Life was tough for the earliest churchgoers in Newbury. The Reverend Glen Tilley Morse wrote in his Events of the Early History, “There was no heat in the first Meeting House which was probably a rude structure built of logs with cracks and crevices filled with clay to keep out the cold…. The congregation had to sit during sermons that were two hours long. They could not doze, for they would be rudely awakened by having a fox’s tail on a long rod brushed against their faces. They would be punished if they disturbed the meeting by moving about or causing any commotion and fined if they missed a meeting or service. Parishioners attended the meetings at the perils of their lives. They were in danger of attacks from Indians and wild beasts on their way to and from worship.’
In addition, armed guards were posted at the doors during services to protect against Indian attacks.
Across the road is the First Parish Burying Ground, another venerable old cemetery. Further up the road is the Coffin House, dating from 1678.
And then it’s into Newburyport. One thing you’ll notice as you travel High street from the spot where the original settlers landed, up to Newburyport, things get tidier. By the time you reach the Upper Green, houses are restored a bit better, a bit more often. But in comparison to that even, Newburyport sparkles.
As the name implies, Newburyport is on the Atlantic Ocean, and I didn’t have a chance to get down to the water, or even more than a cursory walk around the historic area. So I can’t tell you other than what I’ve seen and heard about the town’s reputation as a beautiful resort. But based on what I saw of the rest of the town, I think that’s a fair assumption.
You ever set aside a few hours for a day trip, and just before you have to leave, you find yourself in one of the most beautiful places you’ve ever been? Newburyport is like that. I got out of the car to take a photo, and found myself drawn down the street, then around the corner and I had the distinct feeling I could have gone on and on for another day or so.

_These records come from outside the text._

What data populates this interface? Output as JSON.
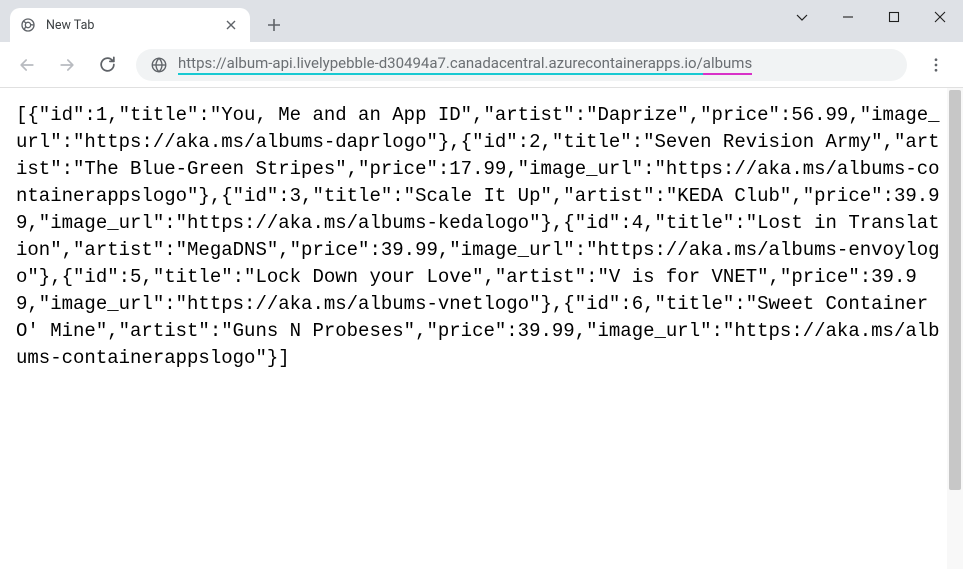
{
  "window": {
    "tab_title": "New Tab"
  },
  "toolbar": {
    "url_main": "https://album-api.livelypebble-d30494a7.canadacentral.azurecontainerapps.io/",
    "url_path": "albums"
  },
  "body_text": "[{\"id\":1,\"title\":\"You, Me and an App ID\",\"artist\":\"Daprize\",\"price\":56.99,\"image_url\":\"https://aka.ms/albums-daprlogo\"},{\"id\":2,\"title\":\"Seven Revision Army\",\"artist\":\"The Blue-Green Stripes\",\"price\":17.99,\"image_url\":\"https://aka.ms/albums-containerappslogo\"},{\"id\":3,\"title\":\"Scale It Up\",\"artist\":\"KEDA Club\",\"price\":39.99,\"image_url\":\"https://aka.ms/albums-kedalogo\"},{\"id\":4,\"title\":\"Lost in Translation\",\"artist\":\"MegaDNS\",\"price\":39.99,\"image_url\":\"https://aka.ms/albums-envoylogo\"},{\"id\":5,\"title\":\"Lock Down your Love\",\"artist\":\"V is for VNET\",\"price\":39.99,\"image_url\":\"https://aka.ms/albums-vnetlogo\"},{\"id\":6,\"title\":\"Sweet Container O' Mine\",\"artist\":\"Guns N Probeses\",\"price\":39.99,\"image_url\":\"https://aka.ms/albums-containerappslogo\"}]"
}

Instead I found myself parked next to Bartlet Mall, the site of the Superior Courthouse (pronounced Mal, as in rhyming with pal for you newcomers), and the curiously named Frog Pond. According to legends, which according to the newspaper isn’t legend but fact, there are tunnels which run beneath the pond down to the ocean, used either by the Underground Railroad in the Civil War, or were used by bootleggers. Or both. Both the Gaol and Frog Pond are reportedly haunted. And hovering over Frog Pond is the Old Burying Ground, which in addition to holding countless curious headstones, is also home to the Pierce Mausoleum, site of some of the strangest graveyard desecrations to take place in this country.
By then the sun was hanging low and I still had Concord to go, and then home to New York later that night, and it was with a heavy heart I left Newbury and Newburytown. It was there I came to the realization which is probably apparent to anyone who lives in New England, but was quite unexpected to me. If you’re looking for early American history, historical attractions, or just like to feel the past wash over you, you could spend a lifetime in New England and never see it all.
The last photo is actually the Superior Courthouse, rather than the old jail. The old jail is located towards the other side of the pond on Auburn street.
(As a side note of charming New England pronunciation, the word “Mall” in “Bartlet Mall” is pronounced “mal”, rhyming with “pal”.)